In a report to the Security Council, U.N. Secretary-General Ban Ki-moon called for a new U.N.-led civilian effort to help build the nation.

"We are now at a critical juncture. The situation cannot continue as is if we are to succeed in Afghanistan," he said.

Ban cited a need for greater international coordination of civilian efforts under "a United Nations umbrella," but with the head of the U.N. mission in Afghanistan maintaining overall responsibility.

Ban warned against the twin effects of deteriorating security and the fraud-plagued presidential elections in August, which shook Afghan President Hamid Karzai's credibility at home and abroad. Both have contributed to the government's inability to deliver basic services, which is fueling the expansion of the Taliban insurgency.

"If the negative trends are not corrected, there is a risk that the deteriorating overall situation will become irreversible," he said.

Ban said Kai Eide, the outgoing head of the U.N. mission, agrees that a senior civilian official also should be appointed on the military side.

Such an appointment within NATO's International Security Assistance Force, or ISAF, would help coordinate the international military forces' growing role in political and development efforts, Ban said, especially the civilian-military provincial reconstruction teams.
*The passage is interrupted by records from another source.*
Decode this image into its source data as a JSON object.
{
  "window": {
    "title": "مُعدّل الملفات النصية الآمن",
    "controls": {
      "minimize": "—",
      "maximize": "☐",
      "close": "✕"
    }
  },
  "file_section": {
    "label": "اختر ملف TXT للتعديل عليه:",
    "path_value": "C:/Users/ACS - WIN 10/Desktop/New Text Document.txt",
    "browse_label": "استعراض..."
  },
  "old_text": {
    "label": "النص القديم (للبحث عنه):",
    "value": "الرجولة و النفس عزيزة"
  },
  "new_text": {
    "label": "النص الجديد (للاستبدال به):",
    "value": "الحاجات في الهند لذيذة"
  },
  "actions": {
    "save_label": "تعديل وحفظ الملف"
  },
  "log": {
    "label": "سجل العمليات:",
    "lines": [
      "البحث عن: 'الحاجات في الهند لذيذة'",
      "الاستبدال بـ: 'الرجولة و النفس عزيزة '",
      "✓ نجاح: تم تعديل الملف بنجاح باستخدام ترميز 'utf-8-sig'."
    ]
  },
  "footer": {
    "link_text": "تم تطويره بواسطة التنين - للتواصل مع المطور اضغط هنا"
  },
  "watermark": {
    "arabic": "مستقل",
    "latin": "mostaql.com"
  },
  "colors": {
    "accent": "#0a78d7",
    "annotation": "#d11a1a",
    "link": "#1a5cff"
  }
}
Eide has said that the provincial reconstruction teams were the most "uncoordinated part of the civilian effort" — that some do their own things within individual provinces, but do not cross provincial boundaries and are not linked up to the Afghan government the way they should be.

Eide also said the difficulty in recruiting qualified new staff is seriously hampering the mission's ability to get things done.

"We need to strengthen our ability to coordinate, which means bringing in experts in specific areas that we don't have available today," Eide told reporters in Kabul on Sunday before leaving for the U.N., where he was to speak on Wednesday. "We have since May only been able to recruit two people for UNAMA." UNAMA is the name of the U.N.'s Afghan mission.

He put blame on the U.N.'s months-long recruitment processes. "It is tremendously frustrating to have a mandate that is very demanding — to have the financial resources" but be unable to get the manpower, he said. "We have to find a new way to recruit experienced experts to carry out the mandate."

The report cited an average of 1,244 armed clashes, improvised explosive devices (IEDs), stand-off attacks and other security-related incidents per month in the third quarter of 2009 — a 65 per cent increase over those in 2008.

"Insurgents increasingly used IEDs triggered by pressure plates, which respond to any passing vehicle. This has led to an increased risk for the United Nations in road travel and has caused an increase in civilian casualties," Ban's report said.

The U.N. mission in Afghanistan recorded 784 conflict-related civilian casualties between August and October 2009, up 12 per cent from the same period in 2008.

It cited government opponents as responsible for 78 percent of those, of which 54 per cent were victims of suicide bombers and IED attacks.